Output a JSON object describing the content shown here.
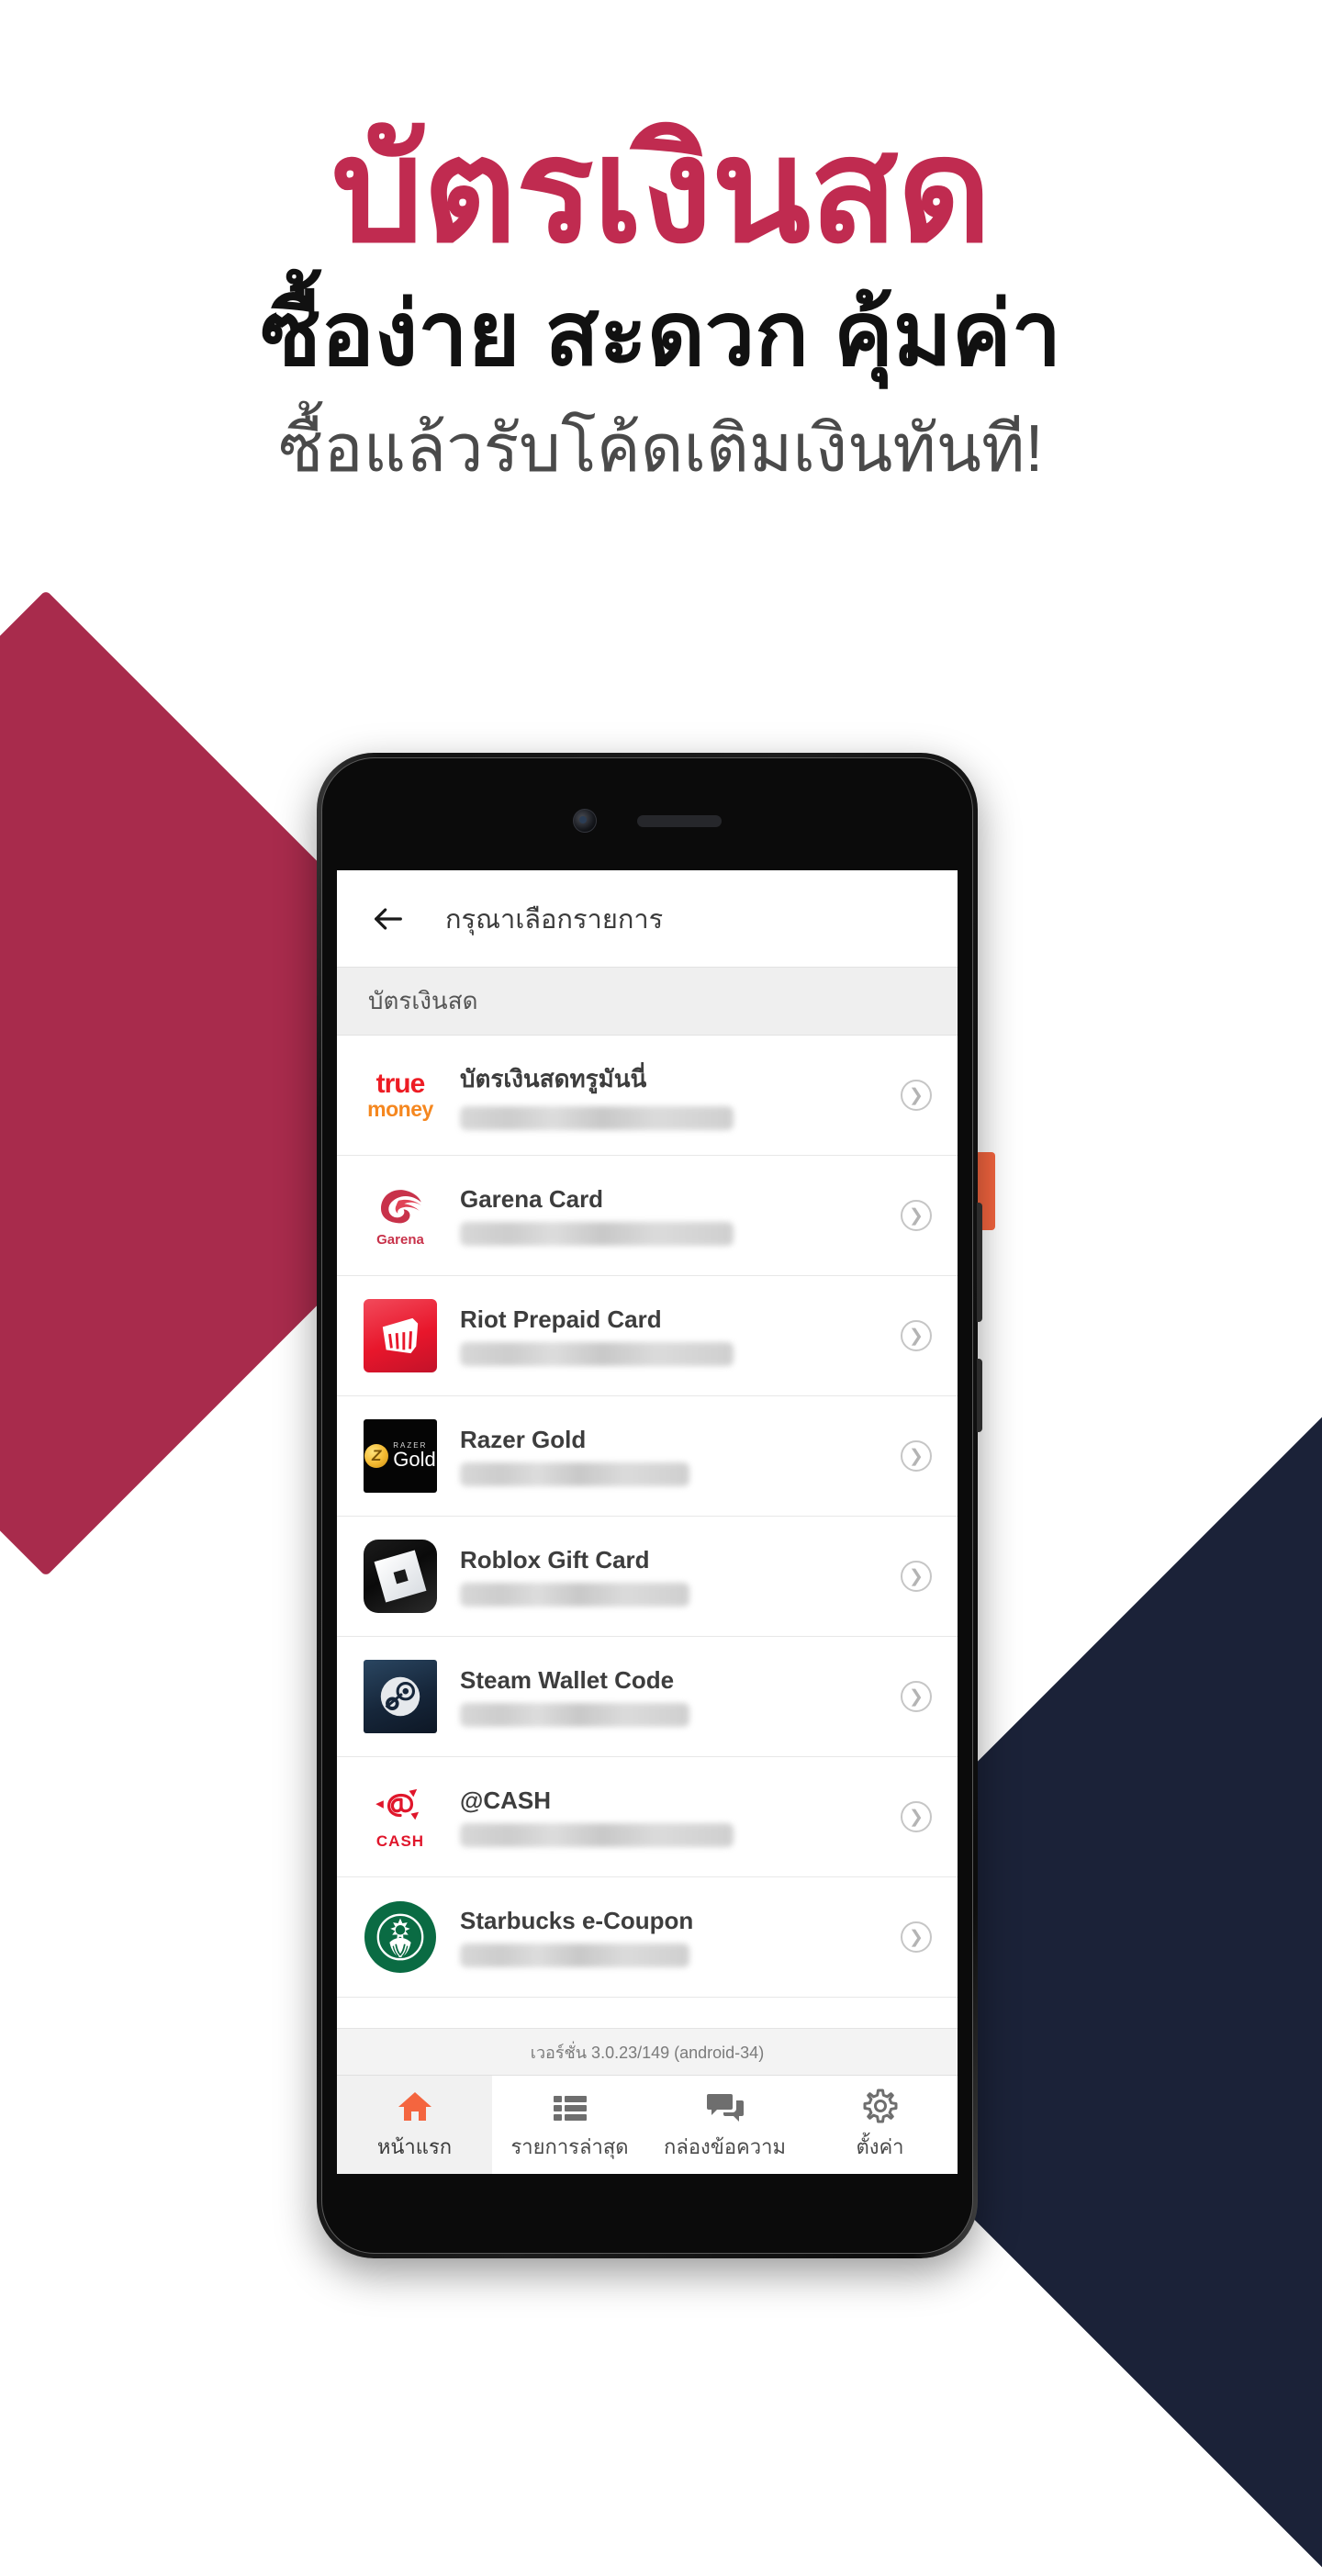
{
  "promo": {
    "line1": "บัตรเงินสด",
    "line2": "ซื้อง่าย สะดวก คุ้มค่า",
    "line3": "ซื้อแล้วรับโค้ดเติมเงินทันที!",
    "colors": {
      "line1": "#C02B50",
      "line2": "#111111",
      "line3": "#4A4A4A",
      "shape_left": "#A82B4C",
      "shape_right": "#1B2238",
      "accent_orange": "#F4653F"
    }
  },
  "app": {
    "appbar": {
      "back_icon": "arrow-left-icon",
      "title": "กรุณาเลือกรายการ"
    },
    "section_header": "บัตรเงินสด",
    "items": [
      {
        "title": "บัตรเงินสดทรูมันนี่",
        "logo": "truemoney-logo",
        "chevron": "chevron-right-icon",
        "subtitle_width": "mid"
      },
      {
        "title": "Garena Card",
        "logo": "garena-logo",
        "chevron": "chevron-right-icon",
        "subtitle_width": "mid"
      },
      {
        "title": "Riot Prepaid Card",
        "logo": "riot-logo",
        "chevron": "chevron-right-icon",
        "subtitle_width": "mid"
      },
      {
        "title": "Razer Gold",
        "logo": "razer-gold-logo",
        "chevron": "chevron-right-icon",
        "subtitle_width": "short"
      },
      {
        "title": "Roblox Gift Card",
        "logo": "roblox-logo",
        "chevron": "chevron-right-icon",
        "subtitle_width": "short"
      },
      {
        "title": "Steam Wallet Code",
        "logo": "steam-logo",
        "chevron": "chevron-right-icon",
        "subtitle_width": "short"
      },
      {
        "title": "@CASH",
        "logo": "atcash-logo",
        "chevron": "chevron-right-icon",
        "subtitle_width": "mid"
      },
      {
        "title": "Starbucks e-Coupon",
        "logo": "starbucks-logo",
        "chevron": "chevron-right-icon",
        "subtitle_width": "short"
      }
    ],
    "version": "เวอร์ชั่น 3.0.23/149 (android-34)",
    "bottom_nav": [
      {
        "label": "หน้าแรก",
        "icon": "home-icon",
        "active": true
      },
      {
        "label": "รายการล่าสุด",
        "icon": "list-icon",
        "active": false
      },
      {
        "label": "กล่องข้อความ",
        "icon": "messages-icon",
        "active": false
      },
      {
        "label": "ตั้งค่า",
        "icon": "gear-icon",
        "active": false
      }
    ],
    "nav_active_color": "#F4653F",
    "nav_inactive_color": "#6E6E6E"
  },
  "razer_logo": {
    "small": "RAZER",
    "word": "Gold",
    "coin": "Z"
  },
  "truemoney_logo": {
    "top": "true",
    "bottom": "money"
  },
  "garena_logo": {
    "word": "Garena"
  },
  "atcash_logo": {
    "word": "CASH"
  }
}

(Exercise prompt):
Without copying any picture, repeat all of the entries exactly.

(Result):
Output a JSON object describing the content shown here.
{
  "promo": {
    "line1": "บัตรเงินสด",
    "line2": "ซื้อง่าย สะดวก คุ้มค่า",
    "line3": "ซื้อแล้วรับโค้ดเติมเงินทันที!",
    "colors": {
      "line1": "#C02B50",
      "line2": "#111111",
      "line3": "#4A4A4A",
      "shape_left": "#A82B4C",
      "shape_right": "#1B2238",
      "accent_orange": "#F4653F"
    }
  },
  "app": {
    "appbar": {
      "back_icon": "arrow-left-icon",
      "title": "กรุณาเลือกรายการ"
    },
    "section_header": "บัตรเงินสด",
    "items": [
      {
        "title": "บัตรเงินสดทรูมันนี่",
        "logo": "truemoney-logo",
        "chevron": "chevron-right-icon",
        "subtitle_width": "mid"
      },
      {
        "title": "Garena Card",
        "logo": "garena-logo",
        "chevron": "chevron-right-icon",
        "subtitle_width": "mid"
      },
      {
        "title": "Riot Prepaid Card",
        "logo": "riot-logo",
        "chevron": "chevron-right-icon",
        "subtitle_width": "mid"
      },
      {
        "title": "Razer Gold",
        "logo": "razer-gold-logo",
        "chevron": "chevron-right-icon",
        "subtitle_width": "short"
      },
      {
        "title": "Roblox Gift Card",
        "logo": "roblox-logo",
        "chevron": "chevron-right-icon",
        "subtitle_width": "short"
      },
      {
        "title": "Steam Wallet Code",
        "logo": "steam-logo",
        "chevron": "chevron-right-icon",
        "subtitle_width": "short"
      },
      {
        "title": "@CASH",
        "logo": "atcash-logo",
        "chevron": "chevron-right-icon",
        "subtitle_width": "mid"
      },
      {
        "title": "Starbucks e-Coupon",
        "logo": "starbucks-logo",
        "chevron": "chevron-right-icon",
        "subtitle_width": "short"
      }
    ],
    "version": "เวอร์ชั่น 3.0.23/149 (android-34)",
    "bottom_nav": [
      {
        "label": "หน้าแรก",
        "icon": "home-icon",
        "active": true
      },
      {
        "label": "รายการล่าสุด",
        "icon": "list-icon",
        "active": false
      },
      {
        "label": "กล่องข้อความ",
        "icon": "messages-icon",
        "active": false
      },
      {
        "label": "ตั้งค่า",
        "icon": "gear-icon",
        "active": false
      }
    ],
    "nav_active_color": "#F4653F",
    "nav_inactive_color": "#6E6E6E"
  },
  "razer_logo": {
    "small": "RAZER",
    "word": "Gold",
    "coin": "Z"
  },
  "truemoney_logo": {
    "top": "true",
    "bottom": "money"
  },
  "garena_logo": {
    "word": "Garena"
  },
  "atcash_logo": {
    "word": "CASH"
  }
}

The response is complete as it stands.